→ TASK
The records are to be repeated exactly, and any images in them are to be dropped.
"""
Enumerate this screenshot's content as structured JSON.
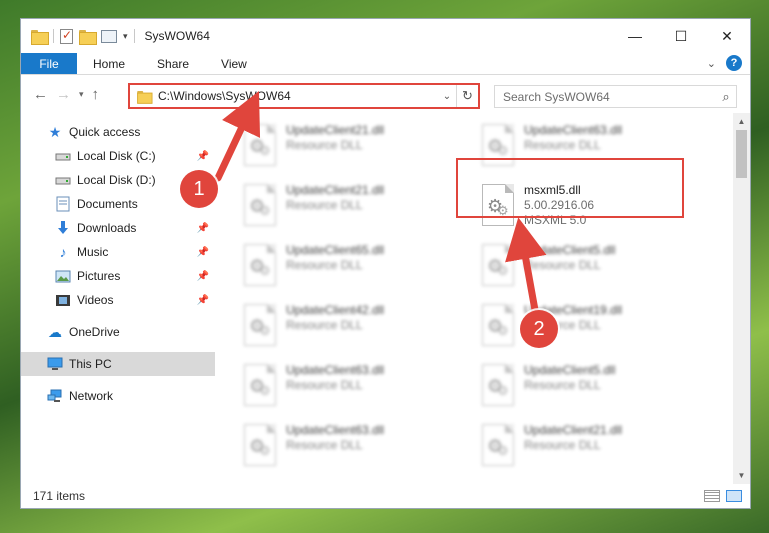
{
  "window": {
    "title": "SysWOW64",
    "controls": {
      "minimize": "—",
      "maximize": "☐",
      "close": "✕"
    }
  },
  "ribbon": {
    "tabs": [
      "File",
      "Home",
      "Share",
      "View"
    ],
    "help": "?"
  },
  "nav": {
    "back": "←",
    "forward": "→",
    "recent": "▾",
    "up": "↑"
  },
  "address": {
    "path": "C:\\Windows\\SysWOW64",
    "dropdown": "⌄",
    "refresh": "↻"
  },
  "search": {
    "placeholder": "Search SysWOW64",
    "icon": "⌕"
  },
  "sidebar": {
    "quick_access": "Quick access",
    "items": [
      {
        "label": "Local Disk (C:)",
        "icon": "drive-icon",
        "pinned": true
      },
      {
        "label": "Local Disk (D:)",
        "icon": "drive-icon",
        "pinned": false
      },
      {
        "label": "Documents",
        "icon": "documents-icon",
        "pinned": true
      },
      {
        "label": "Downloads",
        "icon": "downloads-icon",
        "pinned": true
      },
      {
        "label": "Music",
        "icon": "music-icon",
        "pinned": true
      },
      {
        "label": "Pictures",
        "icon": "pictures-icon",
        "pinned": true
      },
      {
        "label": "Videos",
        "icon": "videos-icon",
        "pinned": true
      }
    ],
    "onedrive": "OneDrive",
    "this_pc": "This PC",
    "network": "Network"
  },
  "files": [
    {
      "name": "UpdateClient21.dll",
      "line2": "Resource DLL",
      "col": 0,
      "row": 0
    },
    {
      "name": "UpdateClient63.dll",
      "line2": "Resource DLL",
      "col": 1,
      "row": 0
    },
    {
      "name": "UpdateClient21.dll",
      "line2": "Resource DLL",
      "col": 0,
      "row": 1
    },
    {
      "name": "UpdateClient65.dll",
      "line2": "Resource DLL",
      "col": 0,
      "row": 2
    },
    {
      "name": "UpdateClient5.dll",
      "line2": "Resource DLL",
      "col": 1,
      "row": 2
    },
    {
      "name": "UpdateClient42.dll",
      "line2": "Resource DLL",
      "col": 0,
      "row": 3
    },
    {
      "name": "UpdateClient19.dll",
      "line2": "Resource DLL",
      "col": 1,
      "row": 3
    },
    {
      "name": "UpdateClient63.dll",
      "line2": "Resource DLL",
      "col": 0,
      "row": 4
    },
    {
      "name": "UpdateClient5.dll",
      "line2": "Resource DLL",
      "col": 1,
      "row": 4
    },
    {
      "name": "UpdateClient63.dll",
      "line2": "Resource DLL",
      "col": 0,
      "row": 5
    },
    {
      "name": "UpdateClient21.dll",
      "line2": "Resource DLL",
      "col": 1,
      "row": 5
    }
  ],
  "highlighted_file": {
    "name": "msxml5.dll",
    "version": "5.00.2916.06",
    "description": "MSXML 5.0"
  },
  "status": {
    "count": "171 items"
  },
  "annotations": {
    "step1": "1",
    "step2": "2",
    "color": "#e0453c"
  }
}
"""
→ COMPLETED EXERCISE
Enumerate this screenshot's content as structured JSON.
{
  "window": {
    "title": "SysWOW64",
    "controls": {
      "minimize": "—",
      "maximize": "☐",
      "close": "✕"
    }
  },
  "ribbon": {
    "tabs": [
      "File",
      "Home",
      "Share",
      "View"
    ],
    "help": "?"
  },
  "nav": {
    "back": "←",
    "forward": "→",
    "recent": "▾",
    "up": "↑"
  },
  "address": {
    "path": "C:\\Windows\\SysWOW64",
    "dropdown": "⌄",
    "refresh": "↻"
  },
  "search": {
    "placeholder": "Search SysWOW64",
    "icon": "⌕"
  },
  "sidebar": {
    "quick_access": "Quick access",
    "items": [
      {
        "label": "Local Disk (C:)",
        "icon": "drive-icon",
        "pinned": true
      },
      {
        "label": "Local Disk (D:)",
        "icon": "drive-icon",
        "pinned": false
      },
      {
        "label": "Documents",
        "icon": "documents-icon",
        "pinned": true
      },
      {
        "label": "Downloads",
        "icon": "downloads-icon",
        "pinned": true
      },
      {
        "label": "Music",
        "icon": "music-icon",
        "pinned": true
      },
      {
        "label": "Pictures",
        "icon": "pictures-icon",
        "pinned": true
      },
      {
        "label": "Videos",
        "icon": "videos-icon",
        "pinned": true
      }
    ],
    "onedrive": "OneDrive",
    "this_pc": "This PC",
    "network": "Network"
  },
  "files": [
    {
      "name": "UpdateClient21.dll",
      "line2": "Resource DLL",
      "col": 0,
      "row": 0
    },
    {
      "name": "UpdateClient63.dll",
      "line2": "Resource DLL",
      "col": 1,
      "row": 0
    },
    {
      "name": "UpdateClient21.dll",
      "line2": "Resource DLL",
      "col": 0,
      "row": 1
    },
    {
      "name": "UpdateClient65.dll",
      "line2": "Resource DLL",
      "col": 0,
      "row": 2
    },
    {
      "name": "UpdateClient5.dll",
      "line2": "Resource DLL",
      "col": 1,
      "row": 2
    },
    {
      "name": "UpdateClient42.dll",
      "line2": "Resource DLL",
      "col": 0,
      "row": 3
    },
    {
      "name": "UpdateClient19.dll",
      "line2": "Resource DLL",
      "col": 1,
      "row": 3
    },
    {
      "name": "UpdateClient63.dll",
      "line2": "Resource DLL",
      "col": 0,
      "row": 4
    },
    {
      "name": "UpdateClient5.dll",
      "line2": "Resource DLL",
      "col": 1,
      "row": 4
    },
    {
      "name": "UpdateClient63.dll",
      "line2": "Resource DLL",
      "col": 0,
      "row": 5
    },
    {
      "name": "UpdateClient21.dll",
      "line2": "Resource DLL",
      "col": 1,
      "row": 5
    }
  ],
  "highlighted_file": {
    "name": "msxml5.dll",
    "version": "5.00.2916.06",
    "description": "MSXML 5.0"
  },
  "status": {
    "count": "171 items"
  },
  "annotations": {
    "step1": "1",
    "step2": "2",
    "color": "#e0453c"
  }
}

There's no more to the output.